Velocity and shear stress profiles corresponding to the cosine oscillations of the duct for different values of K. Other parameters are taken as x = 0.5, y = 0.3, U = 0.2, H = 0.5, λ = 1.4, d = 1, h = 2, θ = 0.6, ω = 0.5 and ν = 0.1.

Figure 6.

Velocity and shear stress profiles corresponding to the cosine oscillations of the duct for different values of t. Other parameters are taken as x = 0.5, λ = 1.4, U = 0.2, H = 0.5, K = 0.6, d = 1, h = 2, θ = 0.6, ω = 0.5 and ν = 0.1.

Figure 7.

Velocity and shear stress profiles corresponding to the cosine oscillations of the duct for different values of y. Other parameters are taken as x = 0.5, λ = 1.4, U = 0.2, H = 0.5, K = 0.6, d = 1, h = 2, θ = 0.6, ω = 0.5 and ν = 0.1.

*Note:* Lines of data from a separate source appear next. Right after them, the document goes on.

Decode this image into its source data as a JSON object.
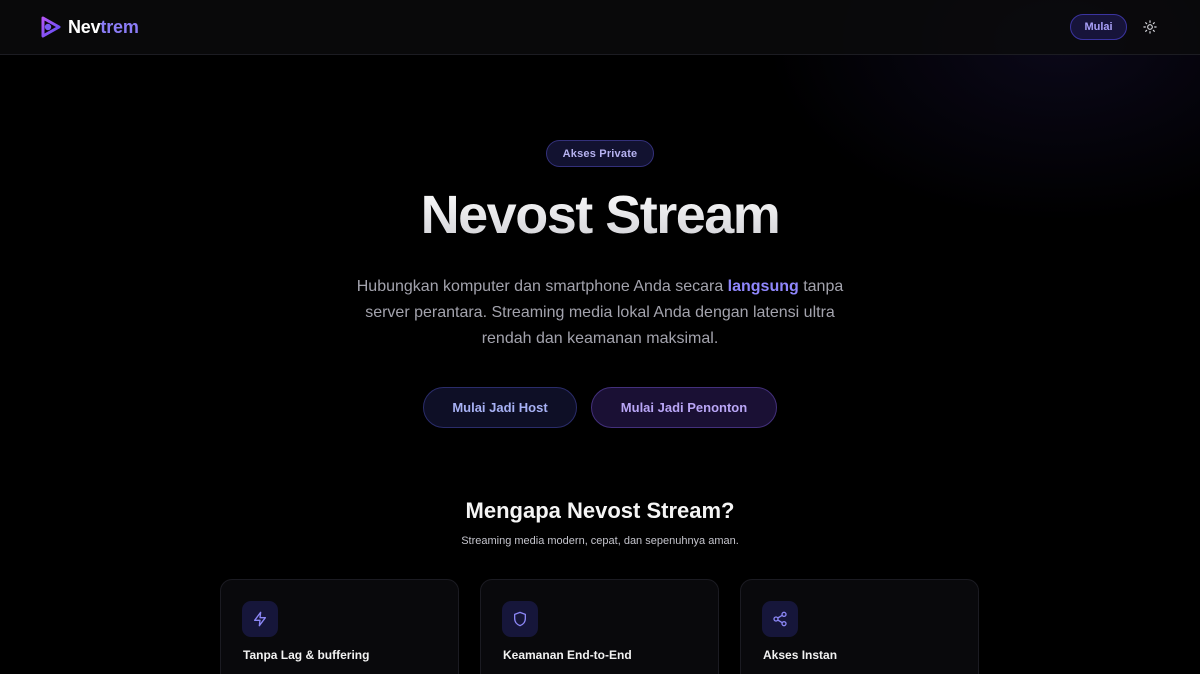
{
  "header": {
    "logo_part1": "Nev",
    "logo_part2": "trem",
    "start_label": "Mulai",
    "theme_icon": "sun-icon"
  },
  "hero": {
    "badge": "Akses Private",
    "title": "Nevost Stream",
    "desc_before": "Hubungkan komputer dan smartphone Anda secara ",
    "desc_highlight": "langsung",
    "desc_after": " tanpa server perantara. Streaming media lokal Anda dengan latensi ultra rendah dan keamanan maksimal.",
    "cta_host": "Mulai Jadi Host",
    "cta_viewer": "Mulai Jadi Penonton"
  },
  "why": {
    "title": "Mengapa Nevost Stream?",
    "subtitle": "Streaming media modern, cepat, dan sepenuhnya aman.",
    "cards": [
      {
        "icon": "lightning-icon",
        "title": "Tanpa Lag & buffering"
      },
      {
        "icon": "shield-icon",
        "title": "Keamanan End-to-End"
      },
      {
        "icon": "share-icon",
        "title": "Akses Instan"
      }
    ]
  },
  "colors": {
    "accent": "#8b7cf6",
    "background": "#000000",
    "highlight": "#8f86fb"
  }
}
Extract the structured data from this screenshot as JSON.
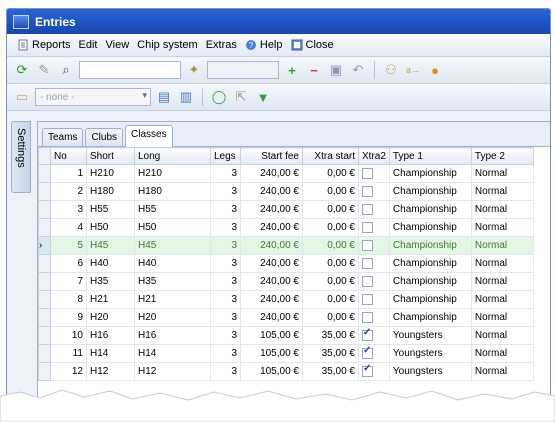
{
  "window": {
    "title": "Entries"
  },
  "menu": [
    {
      "label": "Reports",
      "icon": "report-icon"
    },
    {
      "label": "Edit",
      "icon": ""
    },
    {
      "label": "View",
      "icon": ""
    },
    {
      "label": "Chip system",
      "icon": ""
    },
    {
      "label": "Extras",
      "icon": ""
    },
    {
      "label": "Help",
      "icon": "help-icon"
    },
    {
      "label": "Close",
      "icon": "close-icon"
    }
  ],
  "toolbar2": {
    "filter_value": "- none -"
  },
  "side_tab": {
    "label": "Settings"
  },
  "tabs": [
    "Teams",
    "Clubs",
    "Classes"
  ],
  "active_tab": "Classes",
  "table": {
    "columns": [
      "No",
      "Short",
      "Long",
      "Legs",
      "Start fee",
      "Xtra start",
      "Xtra2",
      "Type 1",
      "Type 2"
    ],
    "rows": [
      {
        "no": "1",
        "short": "H210",
        "long": "H210",
        "legs": "3",
        "fee": "240,00 €",
        "xtra": "0,00 €",
        "xtra2": false,
        "type1": "Championship",
        "type2": "Normal"
      },
      {
        "no": "2",
        "short": "H180",
        "long": "H180",
        "legs": "3",
        "fee": "240,00 €",
        "xtra": "0,00 €",
        "xtra2": false,
        "type1": "Championship",
        "type2": "Normal"
      },
      {
        "no": "3",
        "short": "H55",
        "long": "H55",
        "legs": "3",
        "fee": "240,00 €",
        "xtra": "0,00 €",
        "xtra2": false,
        "type1": "Championship",
        "type2": "Normal"
      },
      {
        "no": "4",
        "short": "H50",
        "long": "H50",
        "legs": "3",
        "fee": "240,00 €",
        "xtra": "0,00 €",
        "xtra2": false,
        "type1": "Championship",
        "type2": "Normal"
      },
      {
        "no": "5",
        "short": "H45",
        "long": "H45",
        "legs": "3",
        "fee": "240,00 €",
        "xtra": "0,00 €",
        "xtra2": false,
        "type1": "Championship",
        "type2": "Normal",
        "selected": true
      },
      {
        "no": "6",
        "short": "H40",
        "long": "H40",
        "legs": "3",
        "fee": "240,00 €",
        "xtra": "0,00 €",
        "xtra2": false,
        "type1": "Championship",
        "type2": "Normal"
      },
      {
        "no": "7",
        "short": "H35",
        "long": "H35",
        "legs": "3",
        "fee": "240,00 €",
        "xtra": "0,00 €",
        "xtra2": false,
        "type1": "Championship",
        "type2": "Normal"
      },
      {
        "no": "8",
        "short": "H21",
        "long": "H21",
        "legs": "3",
        "fee": "240,00 €",
        "xtra": "0,00 €",
        "xtra2": false,
        "type1": "Championship",
        "type2": "Normal"
      },
      {
        "no": "9",
        "short": "H20",
        "long": "H20",
        "legs": "3",
        "fee": "240,00 €",
        "xtra": "0,00 €",
        "xtra2": false,
        "type1": "Championship",
        "type2": "Normal"
      },
      {
        "no": "10",
        "short": "H16",
        "long": "H16",
        "legs": "3",
        "fee": "105,00 €",
        "xtra": "35,00 €",
        "xtra2": true,
        "type1": "Youngsters",
        "type2": "Normal"
      },
      {
        "no": "11",
        "short": "H14",
        "long": "H14",
        "legs": "3",
        "fee": "105,00 €",
        "xtra": "35,00 €",
        "xtra2": true,
        "type1": "Youngsters",
        "type2": "Normal"
      },
      {
        "no": "12",
        "short": "H12",
        "long": "H12",
        "legs": "3",
        "fee": "105,00 €",
        "xtra": "35,00 €",
        "xtra2": true,
        "type1": "Youngsters",
        "type2": "Normal"
      }
    ]
  }
}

© 2018 The Author(s). Licensee IntechOpen. This chapter is distributed under the terms of the Creative Commons Attribution 3.0 License, which permits unrestricted use, distribution, and reproduction in any medium, provided the original work is properly cited.

How to cite and reference

Link to this chapter Copy to clipboard

Cite this chapter Copy to clipboard

Amir Khan, Gul Zaman and Obaid Algahtani (April 26th 2018). Unsteady Magnetohydrodynamic Flow of Jeffrey Fluid through a Porous Oscillating Rectangular Duct, Porosity - Process, Technologies and Applications, Taher Hcine Ghrib, IntechOpen, DOI: 10.5772/intechopen.70891. Available from:

chapter statistics

302total chapter downloads

More statistics for editors and authors

Login to your personal dashboard for more detailed statistics on your publications.

Access personal reporting

Related Content

This Book

Next chapter

Porous Structures in Heat Pipes

By Patrik Nemec

Related Book

First chapter

Study of CrAlN Multilayred Thin Films

By Tlili Ibrahim and Taher Ghrib

We are IntechOpen, the world's leading publisher of Open Access books. Built by scientists, for scientists. Our readership spans scientists, professors, researchers, librarians, and students, as well as business professionals. We share our knowledge and peer-reveiwed research papers with libraries, scientific and engineering societies, and also work with corporate R&D departments and government entities.

More About Us